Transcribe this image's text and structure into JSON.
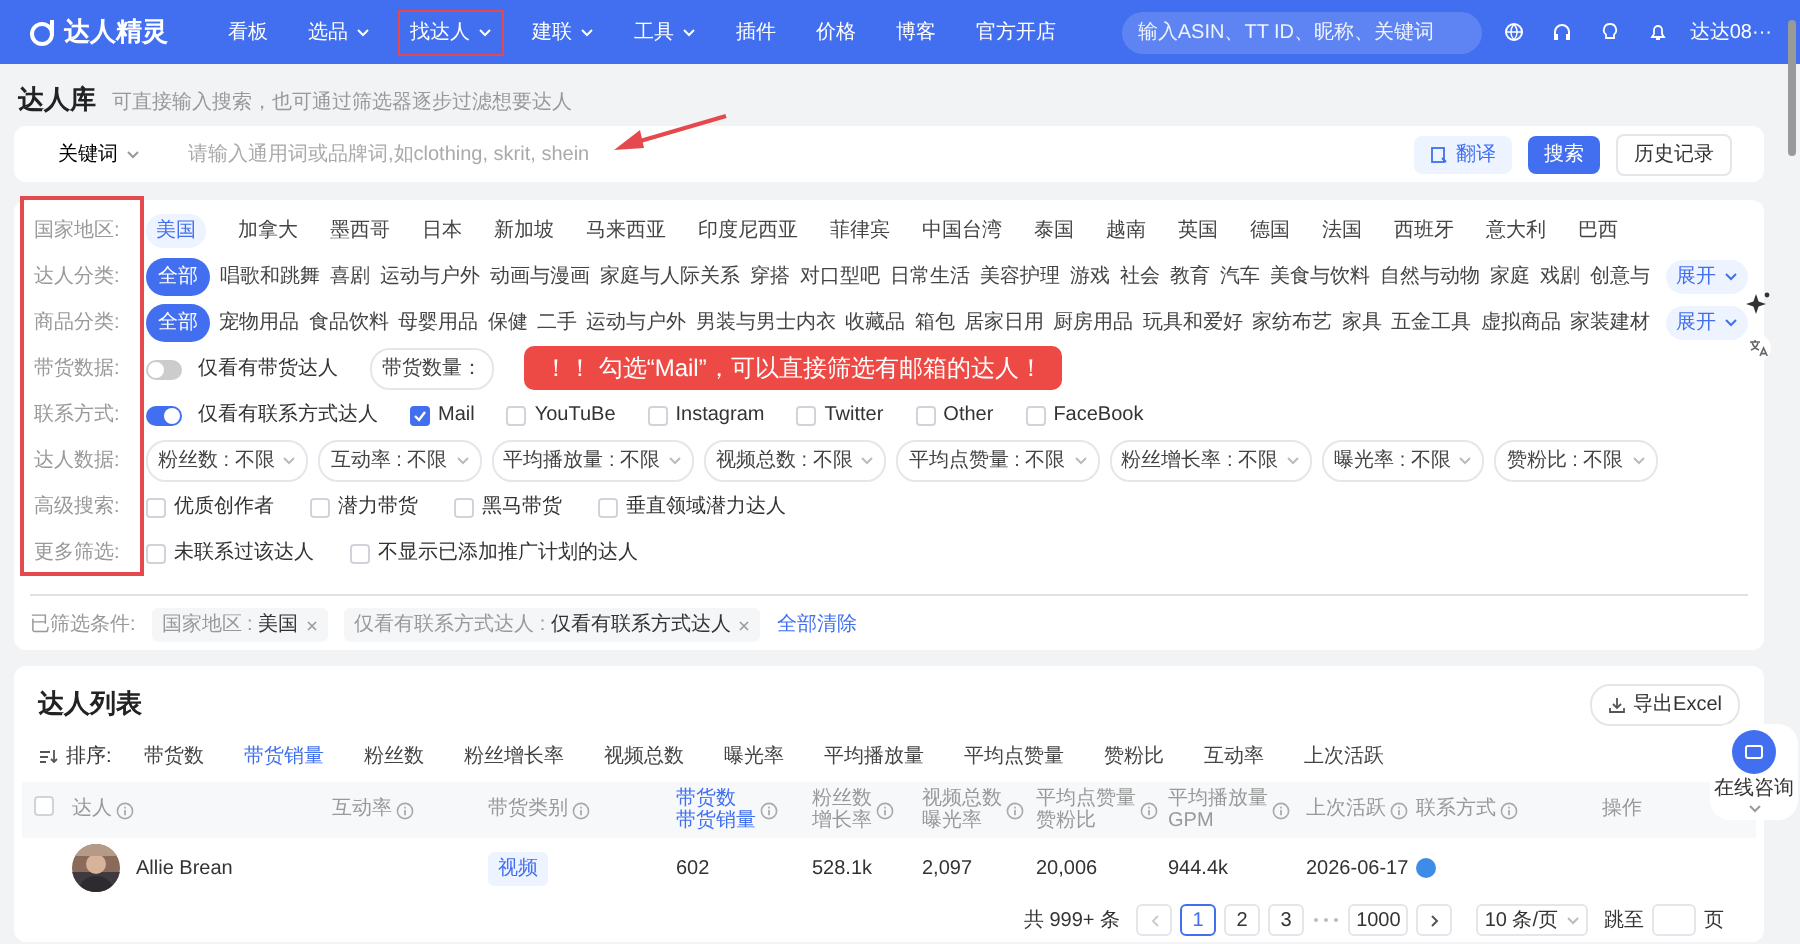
{
  "nav": {
    "brand": "达人精灵",
    "items": [
      {
        "label": "看板",
        "dropdown": false,
        "boxed": false
      },
      {
        "label": "选品",
        "dropdown": true,
        "boxed": false
      },
      {
        "label": "找达人",
        "dropdown": true,
        "boxed": true
      },
      {
        "label": "建联",
        "dropdown": true,
        "boxed": false
      },
      {
        "label": "工具",
        "dropdown": true,
        "boxed": false
      },
      {
        "label": "插件",
        "dropdown": false,
        "boxed": false
      },
      {
        "label": "价格",
        "dropdown": false,
        "boxed": false
      },
      {
        "label": "博客",
        "dropdown": false,
        "boxed": false
      },
      {
        "label": "官方开店",
        "dropdown": false,
        "boxed": false
      }
    ],
    "search_placeholder": "输入ASIN、TT ID、昵称、关键词",
    "user": "达达08···"
  },
  "page": {
    "title": "达人库",
    "hint": "可直接输入搜索，也可通过筛选器逐步过滤想要达人"
  },
  "search": {
    "mode": "关键词",
    "placeholder": "请输入通用词或品牌词,如clothing, skrit, shein",
    "translate": "翻译",
    "submit": "搜索",
    "history": "历史记录"
  },
  "filters": [
    {
      "label": "国家地区:",
      "kind": "tags",
      "items": [
        {
          "label": "美国",
          "selected": true
        },
        {
          "label": "加拿大",
          "selected": false
        },
        {
          "label": "墨西哥",
          "selected": false
        },
        {
          "label": "日本",
          "selected": false
        },
        {
          "label": "新加坡",
          "selected": false
        },
        {
          "label": "马来西亚",
          "selected": false
        },
        {
          "label": "印度尼西亚",
          "selected": false
        },
        {
          "label": "菲律宾",
          "selected": false
        },
        {
          "label": "中国台湾",
          "selected": false
        },
        {
          "label": "泰国",
          "selected": false
        },
        {
          "label": "越南",
          "selected": false
        },
        {
          "label": "英国",
          "selected": false
        },
        {
          "label": "德国",
          "selected": false
        },
        {
          "label": "法国",
          "selected": false
        },
        {
          "label": "西班牙",
          "selected": false
        },
        {
          "label": "意大利",
          "selected": false
        },
        {
          "label": "巴西",
          "selected": false
        }
      ]
    },
    {
      "label": "达人分类:",
      "kind": "pills",
      "expand": "展开",
      "items": [
        {
          "label": "全部",
          "selected": true
        },
        {
          "label": "唱歌和跳舞",
          "selected": false
        },
        {
          "label": "喜剧",
          "selected": false
        },
        {
          "label": "运动与户外",
          "selected": false
        },
        {
          "label": "动画与漫画",
          "selected": false
        },
        {
          "label": "家庭与人际关系",
          "selected": false
        },
        {
          "label": "穿搭",
          "selected": false
        },
        {
          "label": "对口型吧",
          "selected": false
        },
        {
          "label": "日常生活",
          "selected": false
        },
        {
          "label": "美容护理",
          "selected": false
        },
        {
          "label": "游戏",
          "selected": false
        },
        {
          "label": "社会",
          "selected": false
        },
        {
          "label": "教育",
          "selected": false
        },
        {
          "label": "汽车",
          "selected": false
        },
        {
          "label": "美食与饮料",
          "selected": false
        },
        {
          "label": "自然与动物",
          "selected": false
        },
        {
          "label": "家庭",
          "selected": false
        },
        {
          "label": "戏剧",
          "selected": false
        },
        {
          "label": "创意与",
          "selected": false
        }
      ]
    },
    {
      "label": "商品分类:",
      "kind": "pills",
      "expand": "展开",
      "items": [
        {
          "label": "全部",
          "selected": true
        },
        {
          "label": "宠物用品",
          "selected": false
        },
        {
          "label": "食品饮料",
          "selected": false
        },
        {
          "label": "母婴用品",
          "selected": false
        },
        {
          "label": "保健",
          "selected": false
        },
        {
          "label": "二手",
          "selected": false
        },
        {
          "label": "运动与户外",
          "selected": false
        },
        {
          "label": "男装与男士内衣",
          "selected": false
        },
        {
          "label": "收藏品",
          "selected": false
        },
        {
          "label": "箱包",
          "selected": false
        },
        {
          "label": "居家日用",
          "selected": false
        },
        {
          "label": "厨房用品",
          "selected": false
        },
        {
          "label": "玩具和爱好",
          "selected": false
        },
        {
          "label": "家纺布艺",
          "selected": false
        },
        {
          "label": "家具",
          "selected": false
        },
        {
          "label": "五金工具",
          "selected": false
        },
        {
          "label": "虚拟商品",
          "selected": false
        },
        {
          "label": "家装建材",
          "selected": false
        }
      ]
    },
    {
      "label": "带货数据:",
      "kind": "switch",
      "switch": {
        "label": "仅看有带货达人",
        "on": false
      },
      "items": [
        {
          "label": "带货数量："
        }
      ]
    },
    {
      "label": "联系方式:",
      "kind": "switch-checks",
      "switch": {
        "label": "仅看有联系方式达人",
        "on": true
      },
      "items": [
        {
          "label": "Mail",
          "checked": true
        },
        {
          "label": "YouTuBe",
          "checked": false
        },
        {
          "label": "Instagram",
          "checked": false
        },
        {
          "label": "Twitter",
          "checked": false
        },
        {
          "label": "Other",
          "checked": false
        },
        {
          "label": "FaceBook",
          "checked": false
        }
      ]
    },
    {
      "label": "达人数据:",
      "kind": "dropdowns",
      "items": [
        {
          "label": "粉丝数 : 不限"
        },
        {
          "label": "互动率 : 不限"
        },
        {
          "label": "平均播放量 : 不限"
        },
        {
          "label": "视频总数 : 不限"
        },
        {
          "label": "平均点赞量 : 不限"
        },
        {
          "label": "粉丝增长率 : 不限"
        },
        {
          "label": "曝光率 : 不限"
        },
        {
          "label": "赞粉比 : 不限"
        }
      ]
    },
    {
      "label": "高级搜索:",
      "kind": "checks",
      "items": [
        {
          "label": "优质创作者",
          "checked": false
        },
        {
          "label": "潜力带货",
          "checked": false
        },
        {
          "label": "黑马带货",
          "checked": false
        },
        {
          "label": "垂直领域潜力达人",
          "checked": false
        }
      ]
    },
    {
      "label": "更多筛选:",
      "kind": "checks",
      "items": [
        {
          "label": "未联系过该达人",
          "checked": false
        },
        {
          "label": "不显示已添加推广计划的达人",
          "checked": false
        }
      ]
    }
  ],
  "callout": "！！ 勾选“Mail”，可以直接筛选有邮箱的达人！",
  "applied": {
    "label": "已筛选条件:",
    "tags": [
      {
        "key": "国家地区 : ",
        "value": "美国"
      },
      {
        "key": "仅看有联系方式达人 : ",
        "value": "仅看有联系方式达人"
      }
    ],
    "clear": "全部清除"
  },
  "list": {
    "title": "达人列表",
    "export": "导出Excel",
    "sort_label": "排序:",
    "sort": [
      {
        "label": "带货数",
        "selected": false
      },
      {
        "label": "带货销量",
        "selected": true
      },
      {
        "label": "粉丝数",
        "selected": false
      },
      {
        "label": "粉丝增长率",
        "selected": false
      },
      {
        "label": "视频总数",
        "selected": false
      },
      {
        "label": "曝光率",
        "selected": false
      },
      {
        "label": "平均播放量",
        "selected": false
      },
      {
        "label": "平均点赞量",
        "selected": false
      },
      {
        "label": "赞粉比",
        "selected": false
      },
      {
        "label": "互动率",
        "selected": false
      },
      {
        "label": "上次活跃",
        "selected": false
      }
    ],
    "select_all": {
      "checked": false
    },
    "columns": [
      {
        "lines": [
          "达人"
        ],
        "kind": "creator",
        "info": true,
        "active": false
      },
      {
        "lines": [
          "互动率"
        ],
        "kind": "text",
        "info": true,
        "active": false
      },
      {
        "lines": [
          "带货类别"
        ],
        "kind": "tag",
        "info": true,
        "active": false
      },
      {
        "lines": [
          "带货数",
          "带货销量"
        ],
        "kind": "text",
        "info": true,
        "active": true
      },
      {
        "lines": [
          "粉丝数",
          "增长率"
        ],
        "kind": "text",
        "info": true,
        "active": false
      },
      {
        "lines": [
          "视频总数",
          "曝光率"
        ],
        "kind": "text",
        "info": true,
        "active": false
      },
      {
        "lines": [
          "平均点赞量",
          "赞粉比"
        ],
        "kind": "text",
        "info": true,
        "active": false
      },
      {
        "lines": [
          "平均播放量",
          "GPM"
        ],
        "kind": "text",
        "info": true,
        "active": false
      },
      {
        "lines": [
          "上次活跃"
        ],
        "kind": "text",
        "info": true,
        "active": false
      },
      {
        "lines": [
          "联系方式"
        ],
        "kind": "contact",
        "info": true,
        "active": false
      },
      {
        "lines": [
          "操作"
        ],
        "kind": "actions",
        "info": false,
        "active": false
      }
    ],
    "rows": [
      {
        "cells": [
          "Allie Brean",
          "",
          "视频",
          "602",
          "528.1k",
          "2,097",
          "20,006",
          "944.4k",
          "2026-06-17"
        ]
      }
    ],
    "pagination": {
      "total": "共 999+ 条",
      "pages": [
        {
          "label": "1",
          "selected": true
        },
        {
          "label": "2",
          "selected": false
        },
        {
          "label": "3",
          "selected": false
        }
      ],
      "last": "1000",
      "page_size": "10 条/页",
      "jump": "跳至",
      "unit": "页"
    }
  },
  "chat": {
    "label": "在线咨询"
  }
}
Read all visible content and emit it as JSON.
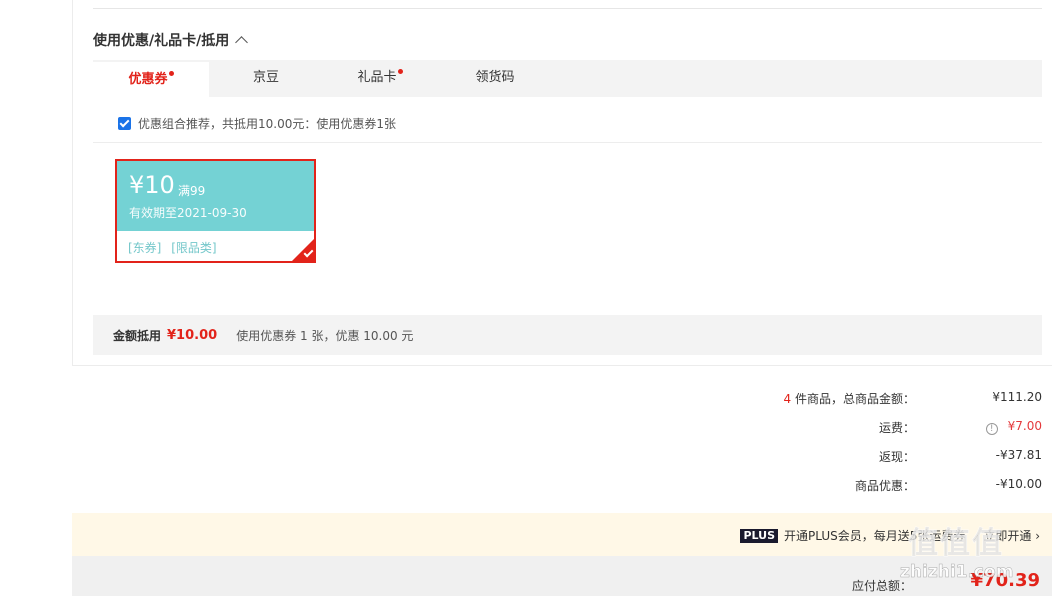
{
  "section": {
    "title": "使用优惠/礼品卡/抵用"
  },
  "tabs": [
    {
      "label": "优惠券",
      "active": true,
      "dot": true
    },
    {
      "label": "京豆",
      "active": false,
      "dot": false
    },
    {
      "label": "礼品卡",
      "active": false,
      "dot": true
    },
    {
      "label": "领货码",
      "active": false,
      "dot": false
    }
  ],
  "combo": {
    "checked": true,
    "text": "优惠组合推荐，共抵用10.00元：使用优惠券1张"
  },
  "coupon": {
    "amount": "¥10",
    "condition": "满99",
    "valid": "有效期至2021-09-30",
    "tags": [
      "[东券]",
      "[限品类]"
    ],
    "selected": true,
    "color": "#74d2d4"
  },
  "summary": {
    "label": "金额抵用",
    "amount": "¥10.00",
    "desc": "使用优惠券 1 张，优惠 10.00 元"
  },
  "totals": {
    "count": "4",
    "goods_label": "件商品，总商品金额：",
    "goods_value": "¥111.20",
    "shipping_label": "运费：",
    "shipping_icon": "!",
    "shipping_value": "¥7.00",
    "cashback_label": "返现：",
    "cashback_value": "-¥37.81",
    "discount_label": "商品优惠：",
    "discount_value": "-¥10.00"
  },
  "plus": {
    "badge": "PLUS",
    "text": "开通PLUS会员，每月送5张运费券",
    "link": "立即开通 ›"
  },
  "payable": {
    "label": "应付总额：",
    "amount": "¥70.39"
  },
  "watermark": {
    "glyphs": "值值值",
    "url": "zhizhi1.com"
  },
  "colors": {
    "accent": "#e2231a",
    "coupon": "#74d2d4",
    "plus_bg": "#fff8e7"
  }
}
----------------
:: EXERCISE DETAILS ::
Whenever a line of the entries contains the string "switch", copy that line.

:: ANSWER TO THE PROBLEM ::
      "kind": "switch",
      "switch": {
      "kind": "switch-checks",
      "switch": {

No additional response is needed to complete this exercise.